Hairston Happy to Keep Going

From Associated Press

If Carl Hairston decides to return for a 15th NFL season in 1990, it will be for the same reason he played the first 14.

“I enjoy competition,” says the Cleveland Browns’ 37-year-old defensive lineman. “Age is not a factor for me. It’s a matter of competing and enjoying the game.”

Hairston fully expects to be back next year, although he says he’ll wait until the offseason to make a final decision. For now, his attention is focused on the Browns’ Jan. 6 playoff game against the Buffalo Bills.

Hairston said the 16-game regular season didn’t wear him out because defensive line coach John Teerlinck developed a rotation aimed at keeping his players fresh.


Late in the year, Hairston was being used almost exclusively on passing downs, while Chris Pike replaced him on earlier downs.

“John does a good job of keeping everybody rested, and that’s a big key for us,” Hairston said. “We’ve got guys who can play every position on the line, so that’s a big plus for this defensive line. The guys that have come off the bench have been a big help.”

In spite of his age, Hairston ranked third on the team with 6 1-2 quarterback sacks this season; Michael Dean Perry and Bubba Baker each had seven.

As a team, the Browns recorded 45 sacks, breaking the club record of 44 set in 1967 and matched in 1985.

Teerlinck had made the record a goal for his defensive linemen this year, and they got it by sacking Houston’s Warren Moon five times in Saturday’s 24-20 win at the Astrodome, clinching the AFC Central Division title.

“That record has stood for a long time, so now our name will go on the record books. That was very exciting for us,” Hairston said.

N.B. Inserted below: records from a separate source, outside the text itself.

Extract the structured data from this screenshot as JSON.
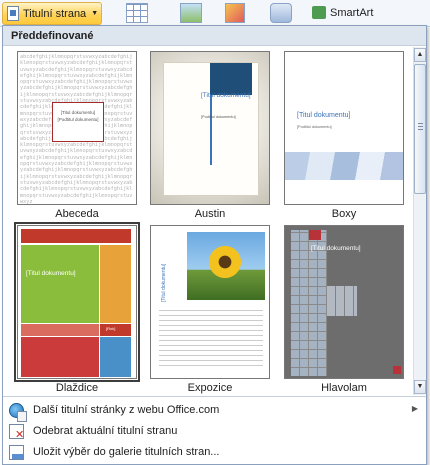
{
  "ribbon": {
    "cover_page_button": "Titulní strana",
    "smartart_label": "SmartArt"
  },
  "gallery": {
    "section_header": "Předdefinované",
    "tiles": [
      {
        "name": "Abeceda",
        "preview_title": "[Titul dokumentu]",
        "preview_sub": "[Podtitul dokumentu]",
        "preview_text": "abcdefghijklmnopqrstuvwxyz"
      },
      {
        "name": "Austin",
        "preview_title": "[Titul dokumentu]",
        "preview_sub": "[Podtitul dokumentu]"
      },
      {
        "name": "Boxy",
        "preview_title": "[Titul dokumentu]",
        "preview_sub": "[Podtitul dokumentu]"
      },
      {
        "name": "Dlaždice",
        "preview_title": "[Titul dokumentu]",
        "preview_year": "[Rok]"
      },
      {
        "name": "Expozice",
        "preview_title": "[Titul dokumentu]"
      },
      {
        "name": "Hlavolam",
        "preview_title": "[Titul dokumentu]"
      }
    ]
  },
  "menu": {
    "items": [
      {
        "label": "Další titulní stránky z webu Office.com",
        "has_submenu": true,
        "icon": "globe-icon"
      },
      {
        "label": "Odebrat aktuální titulní stranu",
        "has_submenu": false,
        "icon": "remove-cover-icon"
      },
      {
        "label": "Uložit výběr do galerie titulních stran...",
        "has_submenu": false,
        "icon": "save-to-gallery-icon"
      }
    ]
  },
  "colors": {
    "accent_blue": "#3b73b9",
    "ribbon_highlight": "#ffd35a",
    "header_bg": "#dde5ef"
  }
}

Hairston has missed only three games because of injury during his 14 years, an achievement that once prompted Baker to quip that Hairston “will be the first player to earn a Pro Bowl check and Social Security check in the same year.”

In addition to his presence on the field, Hairston has a quiet, workmanlike approach to practice that makes him a leader by example in the clubhouse.


He gets an extra notch of respect because he played in Super Bowl XV with the Eagles after the 1980 season. Oakland, which edged the Browns in a playoff game that season, beat Philadelphia 27-10 for the championship.

“I think we’ve got more talent here than we had in Philadelphia that year, on offense and defense,” Hairston said.

Still, he’s leaving nothing to chance. Warnings of fines from the league office notwithstanding, he’s planning on sticking with the gaudy orange shoes that he and more than a half-dozen teammates wore as good-luck charms in the win at Houston.

“I’m not going to change my shoes. I’m going to stay with my orange ones,” Hairston said.


Coach Bud Carson said he has no objections to the orange shoes, which were first worn a few weeks ago by receiver Webster Slaughter and tailback Eric Metcalf, two of the faster Browns. Calling attention to Hairston’s footwork, though, might not be the best idea, Carson indicated.

“That’s carrying it a little too far,” he said with a laugh.